= What you need to do =
Scan the entries below. Report each line where the string "中药药膳" occurs.

= Information supplied =
______
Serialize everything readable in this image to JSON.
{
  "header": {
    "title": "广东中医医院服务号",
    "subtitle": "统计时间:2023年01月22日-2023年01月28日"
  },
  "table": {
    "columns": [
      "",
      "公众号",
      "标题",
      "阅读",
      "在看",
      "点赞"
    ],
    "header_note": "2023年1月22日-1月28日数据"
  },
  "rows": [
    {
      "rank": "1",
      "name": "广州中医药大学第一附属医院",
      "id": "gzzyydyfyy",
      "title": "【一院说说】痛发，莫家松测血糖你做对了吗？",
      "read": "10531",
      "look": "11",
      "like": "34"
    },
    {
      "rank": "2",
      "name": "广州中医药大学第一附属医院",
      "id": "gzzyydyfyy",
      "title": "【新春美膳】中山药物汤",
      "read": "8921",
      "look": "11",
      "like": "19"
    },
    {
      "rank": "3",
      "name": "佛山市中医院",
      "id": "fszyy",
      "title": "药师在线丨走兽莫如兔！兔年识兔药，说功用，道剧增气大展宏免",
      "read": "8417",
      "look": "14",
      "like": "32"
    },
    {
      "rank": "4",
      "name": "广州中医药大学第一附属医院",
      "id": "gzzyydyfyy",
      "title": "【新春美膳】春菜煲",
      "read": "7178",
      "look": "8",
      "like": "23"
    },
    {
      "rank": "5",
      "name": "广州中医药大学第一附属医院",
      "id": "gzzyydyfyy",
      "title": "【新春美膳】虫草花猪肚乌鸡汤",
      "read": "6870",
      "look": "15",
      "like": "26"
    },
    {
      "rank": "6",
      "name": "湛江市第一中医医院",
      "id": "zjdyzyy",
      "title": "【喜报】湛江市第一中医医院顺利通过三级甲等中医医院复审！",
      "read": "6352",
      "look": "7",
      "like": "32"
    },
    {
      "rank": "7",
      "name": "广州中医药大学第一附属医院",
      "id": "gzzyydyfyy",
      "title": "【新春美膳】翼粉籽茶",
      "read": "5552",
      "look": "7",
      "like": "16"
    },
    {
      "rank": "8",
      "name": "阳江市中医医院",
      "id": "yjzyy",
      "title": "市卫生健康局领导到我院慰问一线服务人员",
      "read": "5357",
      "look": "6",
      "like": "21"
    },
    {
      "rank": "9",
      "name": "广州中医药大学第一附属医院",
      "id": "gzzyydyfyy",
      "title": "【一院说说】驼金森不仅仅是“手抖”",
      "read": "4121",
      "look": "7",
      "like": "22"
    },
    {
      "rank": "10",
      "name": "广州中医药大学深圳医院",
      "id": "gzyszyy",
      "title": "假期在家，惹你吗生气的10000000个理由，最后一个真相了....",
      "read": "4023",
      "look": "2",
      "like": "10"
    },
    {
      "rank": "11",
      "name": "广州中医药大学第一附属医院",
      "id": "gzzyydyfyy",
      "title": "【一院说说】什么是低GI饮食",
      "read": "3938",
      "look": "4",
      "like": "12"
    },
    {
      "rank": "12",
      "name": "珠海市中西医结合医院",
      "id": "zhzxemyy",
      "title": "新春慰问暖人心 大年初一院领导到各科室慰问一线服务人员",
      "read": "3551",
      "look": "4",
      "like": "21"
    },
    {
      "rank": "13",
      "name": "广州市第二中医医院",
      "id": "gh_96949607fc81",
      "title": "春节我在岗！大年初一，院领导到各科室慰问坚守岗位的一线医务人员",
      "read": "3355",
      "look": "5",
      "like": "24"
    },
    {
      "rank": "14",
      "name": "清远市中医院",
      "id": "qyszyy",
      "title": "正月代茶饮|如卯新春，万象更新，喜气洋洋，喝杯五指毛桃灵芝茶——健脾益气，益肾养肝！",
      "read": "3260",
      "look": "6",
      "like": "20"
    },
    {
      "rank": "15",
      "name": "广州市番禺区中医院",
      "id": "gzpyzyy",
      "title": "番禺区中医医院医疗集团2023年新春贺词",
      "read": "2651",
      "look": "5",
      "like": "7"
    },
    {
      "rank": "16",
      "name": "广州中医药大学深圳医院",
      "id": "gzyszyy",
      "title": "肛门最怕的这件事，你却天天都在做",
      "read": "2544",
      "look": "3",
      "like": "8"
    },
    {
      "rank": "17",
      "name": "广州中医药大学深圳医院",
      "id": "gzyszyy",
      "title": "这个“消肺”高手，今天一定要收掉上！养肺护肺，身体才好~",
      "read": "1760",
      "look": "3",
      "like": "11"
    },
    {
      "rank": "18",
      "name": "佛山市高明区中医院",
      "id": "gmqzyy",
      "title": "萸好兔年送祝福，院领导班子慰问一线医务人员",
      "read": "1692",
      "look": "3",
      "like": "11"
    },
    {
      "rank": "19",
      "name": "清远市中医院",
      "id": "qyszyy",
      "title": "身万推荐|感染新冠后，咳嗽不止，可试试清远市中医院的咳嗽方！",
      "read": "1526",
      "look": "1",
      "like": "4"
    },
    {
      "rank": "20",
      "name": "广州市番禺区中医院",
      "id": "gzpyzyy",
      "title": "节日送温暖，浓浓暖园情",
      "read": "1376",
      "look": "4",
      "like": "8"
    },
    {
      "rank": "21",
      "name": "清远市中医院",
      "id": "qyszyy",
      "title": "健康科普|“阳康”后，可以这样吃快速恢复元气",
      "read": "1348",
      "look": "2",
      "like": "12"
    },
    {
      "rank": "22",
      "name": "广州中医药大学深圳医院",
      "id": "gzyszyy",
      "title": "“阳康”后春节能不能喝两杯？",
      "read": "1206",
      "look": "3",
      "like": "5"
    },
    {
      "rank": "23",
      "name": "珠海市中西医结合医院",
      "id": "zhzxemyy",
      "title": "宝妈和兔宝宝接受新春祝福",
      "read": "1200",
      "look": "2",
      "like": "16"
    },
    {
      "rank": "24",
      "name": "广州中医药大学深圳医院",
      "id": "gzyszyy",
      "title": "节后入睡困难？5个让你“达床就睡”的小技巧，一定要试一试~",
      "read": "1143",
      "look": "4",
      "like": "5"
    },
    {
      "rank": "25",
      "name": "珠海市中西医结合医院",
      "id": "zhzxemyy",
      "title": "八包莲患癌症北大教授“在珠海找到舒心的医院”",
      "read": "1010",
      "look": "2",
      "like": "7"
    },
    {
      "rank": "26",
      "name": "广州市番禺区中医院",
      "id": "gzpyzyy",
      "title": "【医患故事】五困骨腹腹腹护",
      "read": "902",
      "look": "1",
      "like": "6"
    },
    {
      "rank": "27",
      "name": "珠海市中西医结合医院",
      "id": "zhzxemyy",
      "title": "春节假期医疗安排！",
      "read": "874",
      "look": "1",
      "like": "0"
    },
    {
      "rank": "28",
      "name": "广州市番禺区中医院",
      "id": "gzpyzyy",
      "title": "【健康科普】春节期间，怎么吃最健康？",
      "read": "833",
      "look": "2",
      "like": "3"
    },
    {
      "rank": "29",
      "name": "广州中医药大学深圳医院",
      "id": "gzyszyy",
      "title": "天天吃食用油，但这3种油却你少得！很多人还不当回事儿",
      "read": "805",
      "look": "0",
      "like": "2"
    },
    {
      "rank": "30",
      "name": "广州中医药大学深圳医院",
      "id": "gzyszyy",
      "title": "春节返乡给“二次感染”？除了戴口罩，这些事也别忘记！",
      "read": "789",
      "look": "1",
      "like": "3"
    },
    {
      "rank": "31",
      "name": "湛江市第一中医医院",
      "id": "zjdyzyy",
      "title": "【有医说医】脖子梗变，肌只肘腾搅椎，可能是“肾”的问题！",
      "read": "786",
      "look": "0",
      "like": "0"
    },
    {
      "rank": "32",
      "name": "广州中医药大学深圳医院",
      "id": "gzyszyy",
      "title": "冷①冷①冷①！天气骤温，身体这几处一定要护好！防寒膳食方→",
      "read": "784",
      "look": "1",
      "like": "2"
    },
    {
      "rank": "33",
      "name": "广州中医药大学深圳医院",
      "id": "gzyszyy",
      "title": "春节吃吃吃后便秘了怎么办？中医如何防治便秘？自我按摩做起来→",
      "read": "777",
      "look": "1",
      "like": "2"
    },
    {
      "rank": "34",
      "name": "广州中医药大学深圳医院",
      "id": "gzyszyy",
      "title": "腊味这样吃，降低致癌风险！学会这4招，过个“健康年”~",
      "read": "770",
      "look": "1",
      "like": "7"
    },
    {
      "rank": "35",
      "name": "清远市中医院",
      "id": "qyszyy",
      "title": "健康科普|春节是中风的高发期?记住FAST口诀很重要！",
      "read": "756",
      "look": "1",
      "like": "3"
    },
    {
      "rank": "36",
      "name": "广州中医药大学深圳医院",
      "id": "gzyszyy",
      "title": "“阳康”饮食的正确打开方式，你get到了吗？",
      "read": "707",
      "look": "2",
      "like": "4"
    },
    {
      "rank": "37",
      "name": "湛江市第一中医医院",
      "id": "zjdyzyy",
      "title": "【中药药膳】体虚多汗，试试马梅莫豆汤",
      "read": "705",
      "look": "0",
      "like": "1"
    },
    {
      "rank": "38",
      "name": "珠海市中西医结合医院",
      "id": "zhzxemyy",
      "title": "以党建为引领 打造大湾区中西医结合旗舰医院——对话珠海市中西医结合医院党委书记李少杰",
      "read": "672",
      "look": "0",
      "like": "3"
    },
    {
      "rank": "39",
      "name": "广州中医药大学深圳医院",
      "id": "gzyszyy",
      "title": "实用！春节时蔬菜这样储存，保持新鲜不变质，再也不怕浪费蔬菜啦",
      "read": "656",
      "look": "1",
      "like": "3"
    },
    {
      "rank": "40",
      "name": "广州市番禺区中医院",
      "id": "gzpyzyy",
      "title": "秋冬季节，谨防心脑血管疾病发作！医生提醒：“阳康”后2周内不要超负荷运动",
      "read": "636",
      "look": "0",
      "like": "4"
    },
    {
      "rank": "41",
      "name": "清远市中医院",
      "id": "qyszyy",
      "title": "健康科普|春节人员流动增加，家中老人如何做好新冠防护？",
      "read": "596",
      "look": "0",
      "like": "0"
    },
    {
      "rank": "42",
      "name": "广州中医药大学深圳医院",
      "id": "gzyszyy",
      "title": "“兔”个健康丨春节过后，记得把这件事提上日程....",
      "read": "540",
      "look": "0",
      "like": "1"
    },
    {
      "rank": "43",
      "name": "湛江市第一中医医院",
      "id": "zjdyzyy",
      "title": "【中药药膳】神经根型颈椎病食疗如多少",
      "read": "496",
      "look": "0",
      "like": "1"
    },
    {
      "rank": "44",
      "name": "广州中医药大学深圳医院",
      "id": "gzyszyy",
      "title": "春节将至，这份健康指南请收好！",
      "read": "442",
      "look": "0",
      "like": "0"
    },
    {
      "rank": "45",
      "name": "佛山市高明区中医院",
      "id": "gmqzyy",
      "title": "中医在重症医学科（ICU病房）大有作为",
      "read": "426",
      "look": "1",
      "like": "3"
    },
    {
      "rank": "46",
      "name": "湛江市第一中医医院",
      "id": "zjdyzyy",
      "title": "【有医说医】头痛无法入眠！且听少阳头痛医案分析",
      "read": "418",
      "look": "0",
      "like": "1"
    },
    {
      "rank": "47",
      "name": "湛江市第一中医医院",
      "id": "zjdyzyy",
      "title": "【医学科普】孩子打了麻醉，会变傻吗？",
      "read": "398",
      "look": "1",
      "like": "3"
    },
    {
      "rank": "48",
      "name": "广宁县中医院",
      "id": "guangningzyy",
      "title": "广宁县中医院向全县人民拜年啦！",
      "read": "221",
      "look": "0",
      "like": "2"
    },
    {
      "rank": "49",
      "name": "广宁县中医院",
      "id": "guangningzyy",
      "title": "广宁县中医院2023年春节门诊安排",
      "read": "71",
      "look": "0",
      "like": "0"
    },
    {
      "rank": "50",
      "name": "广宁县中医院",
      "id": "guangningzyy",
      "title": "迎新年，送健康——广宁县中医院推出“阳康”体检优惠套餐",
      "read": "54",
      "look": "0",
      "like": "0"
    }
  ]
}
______
= Output for this exercise =
      "title": "【中药药膳】体虚多汗，试试马梅莫豆汤",
      "title": "【中药药膳】神经根型颈椎病食疗如多少",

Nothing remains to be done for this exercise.